While this project may seem to be very large in scope, the SALC team believes that taking the time to conduct a thorough curriculum modification through conducting a systematic evaluation before making any changes is the most sensible way forward. Such a thorough evaluation will result in a more sustainable and relevant programme which: 1) takes into account the constraints of our context, 2) is based on a comprehensive understanding of the needs of our student body, and 3) is in accordance with the recognized principles and best practices of our field. The next column in this series will address the needs analysis.
Notes on the contributor
Katherine Thornton is a learning advisor and the Program Director of E-CO (English Café at Otemon), a self-access centre at Otemon Gakuin University. She has worked as a learning advisor for five years after gaining a MA in TESOL from the University of Leeds, UK, most recently at Kanda University of International Studies. She is also the current president of the Japan Association of Self-Access Learning (JASAL).
At various stages, the following people have been key members of the project described in this first case study: Junko Baierschmidt, Neil Curry, Yuki Hasegawa, Elizabeth Lammons, Tanya McCarthy, Brian R. Morrison, Jo Mynard, Diego Navarro, Akiyuki Sakai, Keiko Takahashi, Katherine Thornton, Satoko Watkins, and Atsumi Yamaguchi.
Koga, N., & Hall, T. (2004). Curriculum modification. Retrieved from http://aim.cast.org/learn/historyarchive/backgroundpapers/curriculum_modification
Lammons, E. (2012). Silence is at the heart. Independence, 54, 29-32.
Lammons, E. (2011). Transitioning from teaching to advising. Independence, 53, 27-31.

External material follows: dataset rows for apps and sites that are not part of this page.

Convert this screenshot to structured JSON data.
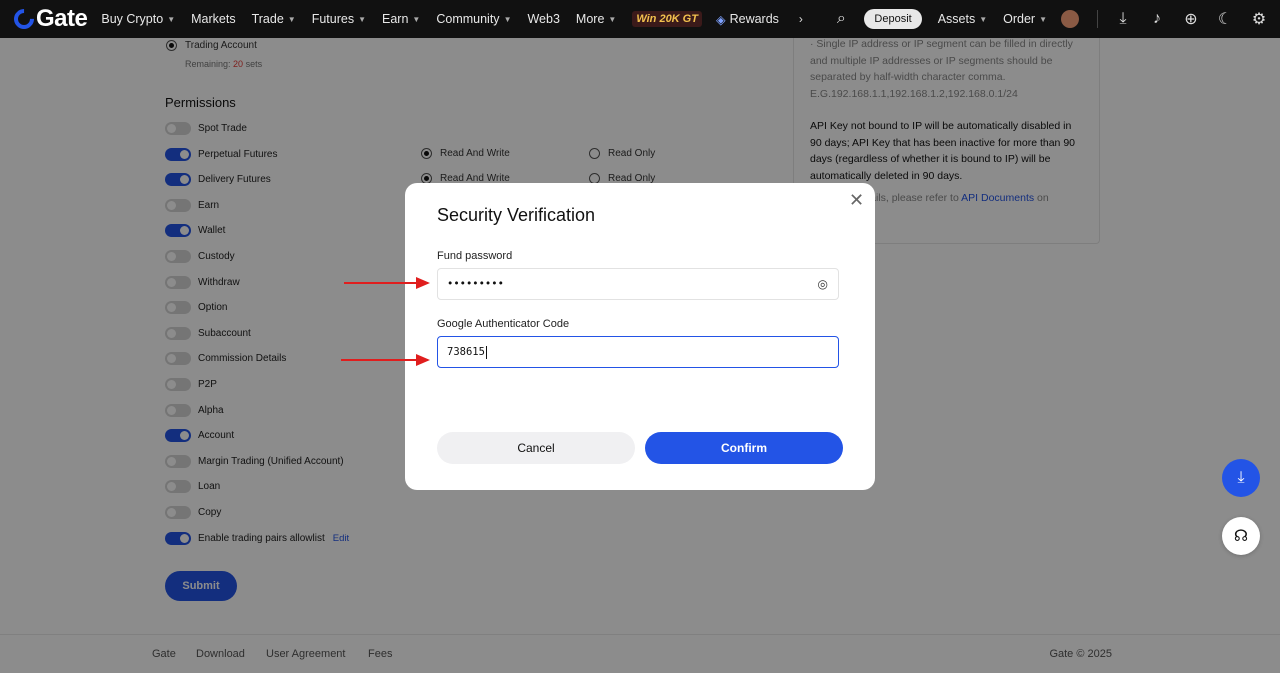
{
  "nav": {
    "logo": "Gate",
    "items": [
      "Buy Crypto",
      "Markets",
      "Trade",
      "Futures",
      "Earn",
      "Community",
      "Web3",
      "More"
    ],
    "promo": "Win 20K GT",
    "rewards": "Rewards",
    "deposit": "Deposit",
    "assets": "Assets",
    "order": "Order"
  },
  "account": {
    "trading_account": "Trading Account",
    "remaining_prefix": "Remaining:",
    "remaining_count": "20",
    "remaining_suffix": "sets"
  },
  "permissions": {
    "title": "Permissions",
    "items": [
      {
        "label": "Spot Trade",
        "on": false
      },
      {
        "label": "Perpetual Futures",
        "on": true
      },
      {
        "label": "Delivery Futures",
        "on": true
      },
      {
        "label": "Earn",
        "on": false
      },
      {
        "label": "Wallet",
        "on": true
      },
      {
        "label": "Custody",
        "on": false
      },
      {
        "label": "Withdraw",
        "on": false
      },
      {
        "label": "Option",
        "on": false
      },
      {
        "label": "Subaccount",
        "on": false
      },
      {
        "label": "Commission Details",
        "on": false
      },
      {
        "label": "P2P",
        "on": false
      },
      {
        "label": "Alpha",
        "on": false
      },
      {
        "label": "Account",
        "on": true
      },
      {
        "label": "Margin Trading (Unified Account)",
        "on": false
      },
      {
        "label": "Loan",
        "on": false
      },
      {
        "label": "Copy",
        "on": false
      },
      {
        "label": "Enable trading pairs allowlist",
        "on": true
      }
    ],
    "edit": "Edit",
    "read_write": "Read And Write",
    "read_only": "Read Only",
    "submit": "Submit"
  },
  "info": {
    "ip_tip": "· Single IP address or IP segment can be filled in directly and multiple IP addresses or IP segments should be separated by half-width character comma. E.G.192.168.1.1,192.168.1.2,192.168.0.1/24",
    "warning": "API Key not bound to IP will be automatically disabled in 90 days; API Key that has been inactive for more than 90 days (regardless of whether it is bound to IP) will be automatically deleted in 90 days.",
    "more_prefix": "For more details, please refer to",
    "more_link": "API Documents",
    "more_suffix": "on"
  },
  "footer": {
    "links": [
      "Gate",
      "Download",
      "User Agreement",
      "Fees"
    ],
    "copyright": "Gate © 2025"
  },
  "modal": {
    "title": "Security Verification",
    "fund_label": "Fund password",
    "fund_value": "•••••••••",
    "ga_label": "Google Authenticator Code",
    "ga_value": "738615",
    "cancel": "Cancel",
    "confirm": "Confirm"
  },
  "colors": {
    "accent": "#2354e6",
    "arrow": "#e01e1e"
  }
}
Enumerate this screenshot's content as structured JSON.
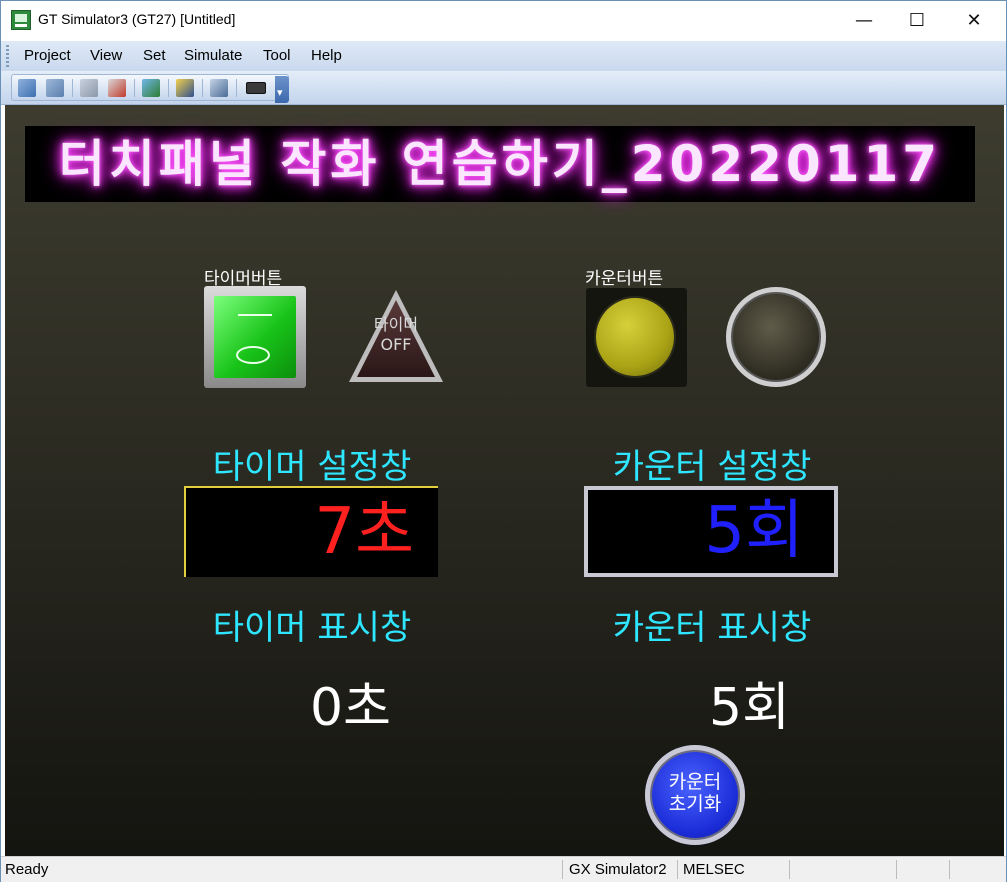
{
  "window": {
    "title": "GT Simulator3 (GT27)  [Untitled]",
    "controls": {
      "minimize": "—",
      "maximize": "☐",
      "close": "✕"
    }
  },
  "menu": [
    "Project",
    "View",
    "Set",
    "Simulate",
    "Tool",
    "Help"
  ],
  "toolbar": {
    "icons": [
      "reload-icon",
      "open-icon",
      "step-icon",
      "monitor-icon",
      "device-monitor-icon",
      "refresh-icon",
      "search-device-icon",
      "keyboard-icon"
    ]
  },
  "screen": {
    "banner": "터치패널 작화 연습하기_20220117",
    "timer_button_label": "타이머버튼",
    "timer_lamp_text": [
      "타이머",
      "OFF"
    ],
    "counter_button_label": "카운터버튼",
    "timer_setting_label": "타이머 설정창",
    "counter_setting_label": "카운터 설정창",
    "timer_setting_value": "7초",
    "counter_setting_value": "5회",
    "timer_display_label": "타이머 표시창",
    "counter_display_label": "카운터 표시창",
    "timer_display_value": "0초",
    "counter_display_value": "5회",
    "reset_button_text": [
      "카운터",
      "초기화"
    ],
    "colors": {
      "label_cyan": "#2ee6ff",
      "timer_value_red": "#ff2020",
      "counter_value_blue": "#2020ff",
      "switch_green": "#19c419",
      "button_yellow": "#aaa315",
      "reset_blue": "#1a2bd6"
    }
  },
  "status": {
    "left": "Ready",
    "simulator": "GX Simulator2",
    "plc": "MELSEC"
  }
}
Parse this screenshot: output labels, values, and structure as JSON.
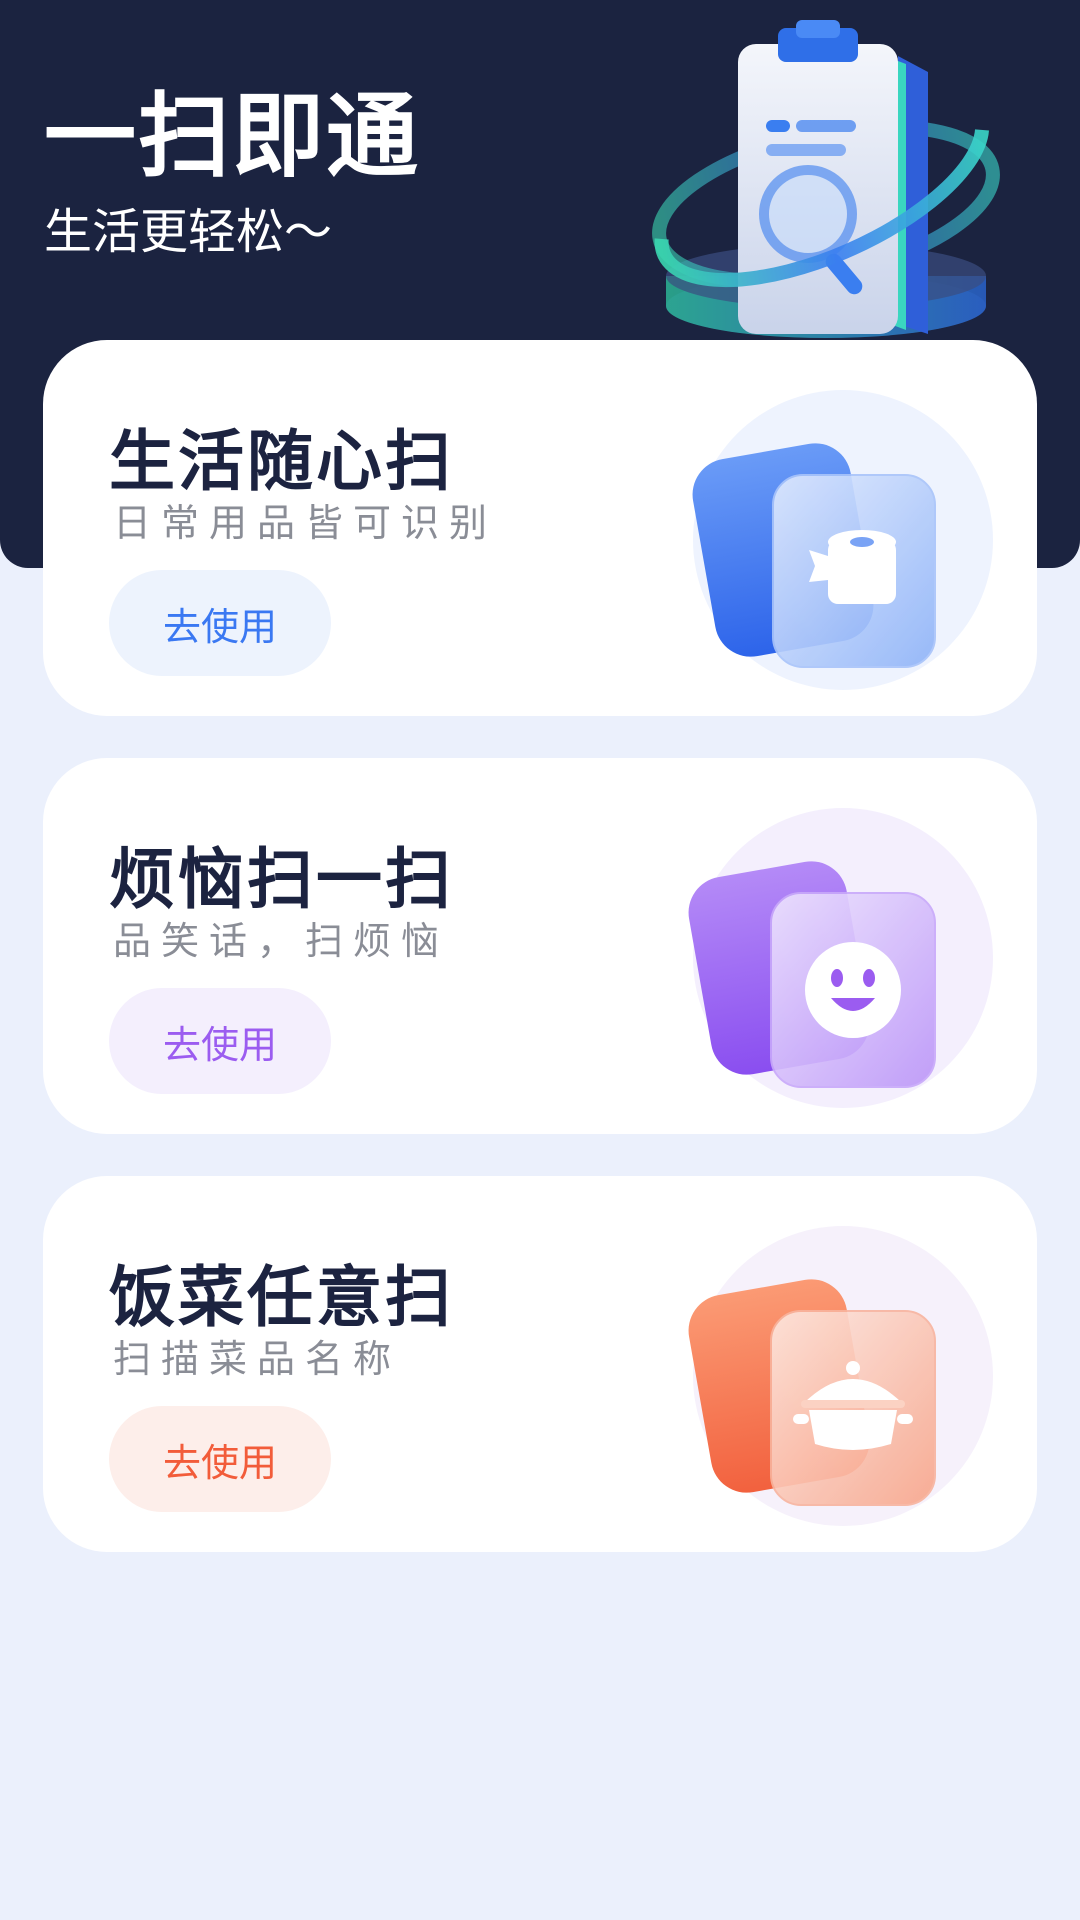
{
  "header": {
    "title": "一扫即通",
    "subtitle": "生活更轻松～",
    "illustration_icon": "clipboard-magnifier-icon"
  },
  "cards": [
    {
      "title": "生活随心扫",
      "description": "日常用品皆可识别",
      "button_label": "去使用",
      "icon": "paper-roll-icon",
      "accent": "#3a78f2",
      "button_bg": "#edf3fd"
    },
    {
      "title": "烦恼扫一扫",
      "description": "品笑话，扫烦恼",
      "button_label": "去使用",
      "icon": "smiley-icon",
      "accent": "#9b5cf0",
      "button_bg": "#f4effd"
    },
    {
      "title": "饭菜任意扫",
      "description": "扫描菜品名称",
      "button_label": "去使用",
      "icon": "cooking-pot-icon",
      "accent": "#f25c3a",
      "button_bg": "#fdeeea"
    }
  ],
  "colors": {
    "header_bg": "#1b2340",
    "page_bg": "#ebf0fc",
    "title_text": "#1c2340"
  }
}
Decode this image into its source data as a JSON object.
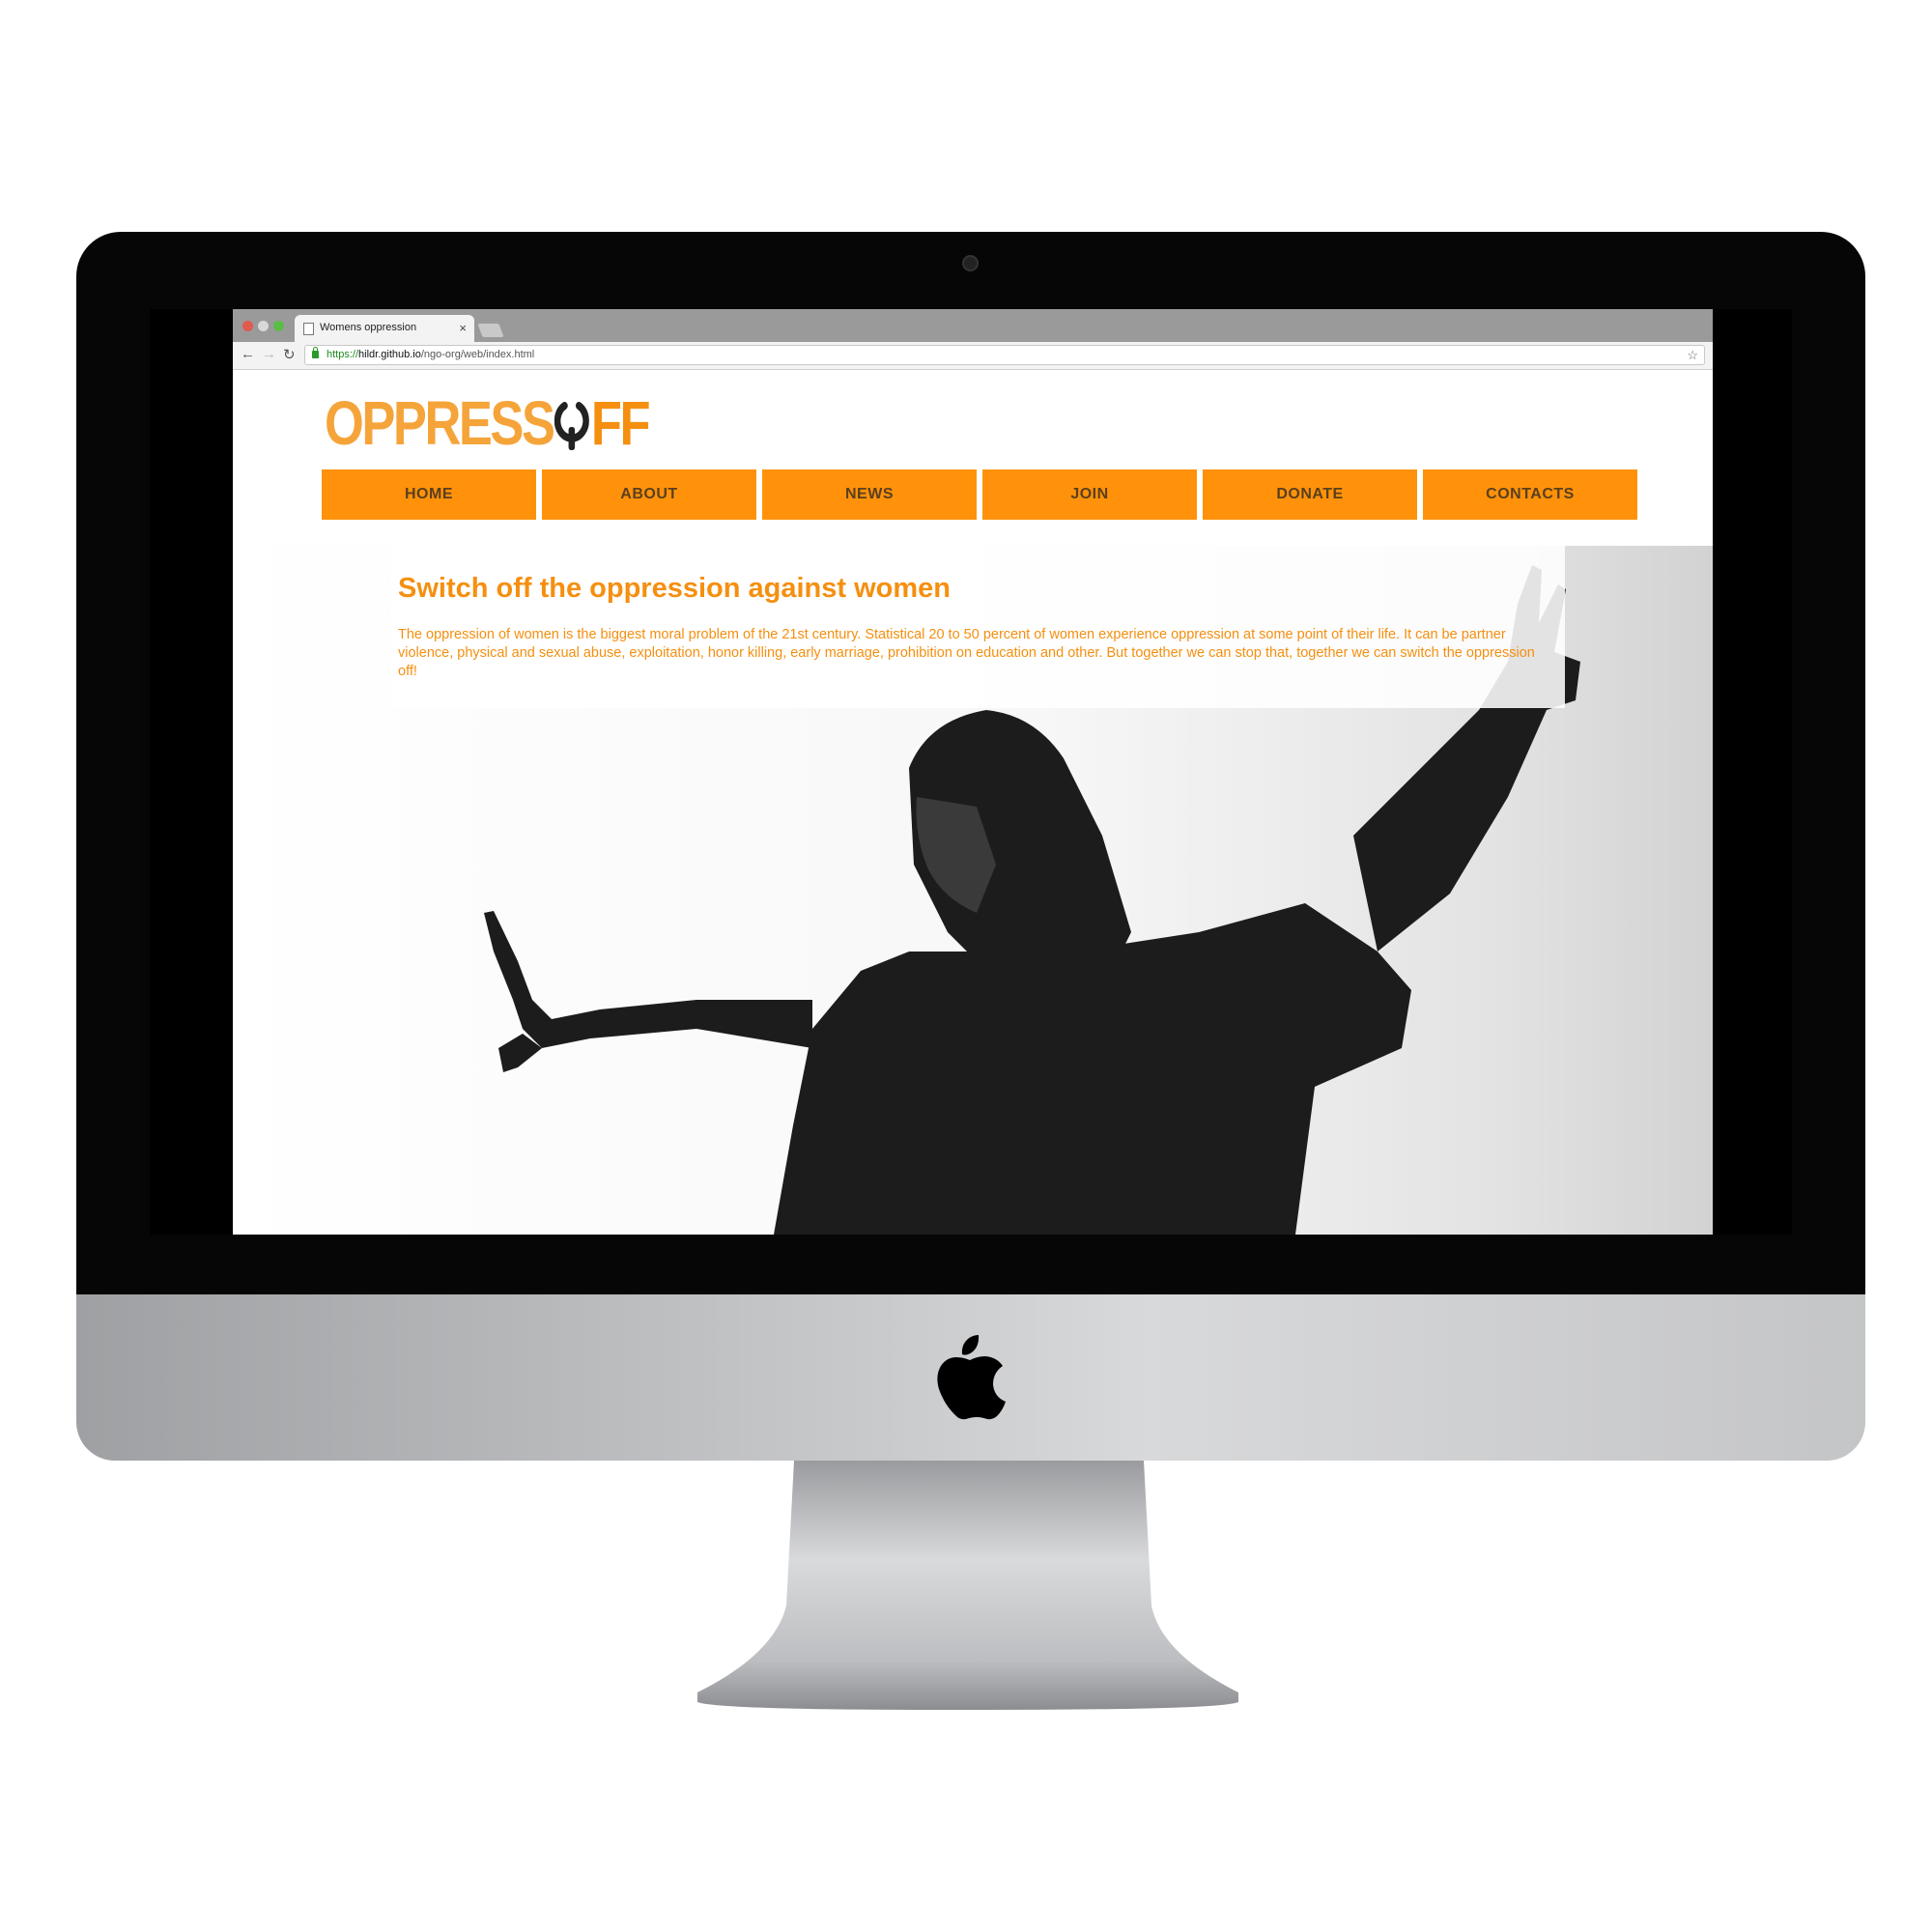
{
  "browser": {
    "tab_title": "Womens oppression",
    "tab_close": "×",
    "url_scheme": "https://",
    "url_host": "hildr.github.io",
    "url_path": "/ngo-org/web/index.html"
  },
  "site": {
    "logo_left": "OPPRESS",
    "logo_right": "FF",
    "menu": [
      {
        "label": "HOME"
      },
      {
        "label": "ABOUT"
      },
      {
        "label": "NEWS"
      },
      {
        "label": "JOIN"
      },
      {
        "label": "DONATE"
      },
      {
        "label": "CONTACTS"
      }
    ],
    "hero": {
      "title": "Switch off the oppression against women",
      "text": "The oppression of women is the biggest moral problem of the 21st century. Statistical 20 to 50 percent of women experience oppression at some point of their life. It can be partner violence, physical and sexual abuse, exploitation, honor killing, early marriage, prohibition on education and other. But together we can stop that, together we can switch the oppression off!"
    }
  },
  "colors": {
    "brand_orange": "#ff920a",
    "logo_orange": "#f5a43a",
    "menu_text": "#5a3f1e"
  }
}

Munby, J. (1978). Communicative syllabus design. Cambridge, UK: Cambridge University Press.
Nation, I.S.P., & Macalister, J. (2010a). Language curriculum design. London, UK: Routledge.
Nation, I.S.P., & Macalister, J. (2010b). Case studies in language curriculum design: Concepts and approaches in action around the world. London, UK: Routledge.
Noguchi, J., & McCarthy, T. M. (2010). Reflective self-study: Fostering learner autonomy. In A. M. Stoke (Ed.), JALT 2009 conference proceedings (pp. 160-167). Retrieved from http://jalt-publications.org/archive/proceedings/2009/E051.pdf
Richards, J. (2001). Curriculum development in language teaching. Cambridge, UK: Cambridge University Press.
Thornton, K. (2010). Sharing reflections: Enhancing learners’ experiences of self-directed learning. In A. M. Stoke (Ed.), JALT 2009 conference proceedings (pp. 417-426). Retrieved from http://jalt-publications.org/archive/proceedings/2009/E116.pdf
Thornton, K. (2012). Evaluating a curriculum for self-directed learning: A systematic approach. Independence, 55, 8-11.
Yamaguchi, A., Hasegawa, Y., Kato, S., Lammons, E., McCarthy, T., Morrison, B. R., Mynard, J., Navarro, D., Takahashi, K., & Thornton, K. (2012). Creative tools that facilitate the advising process. In C. Ludwig & J. Mynard (Eds.) Autonomy in language learning: Advising in action (pp. 137-153). Canterbury, UK: IATEFL.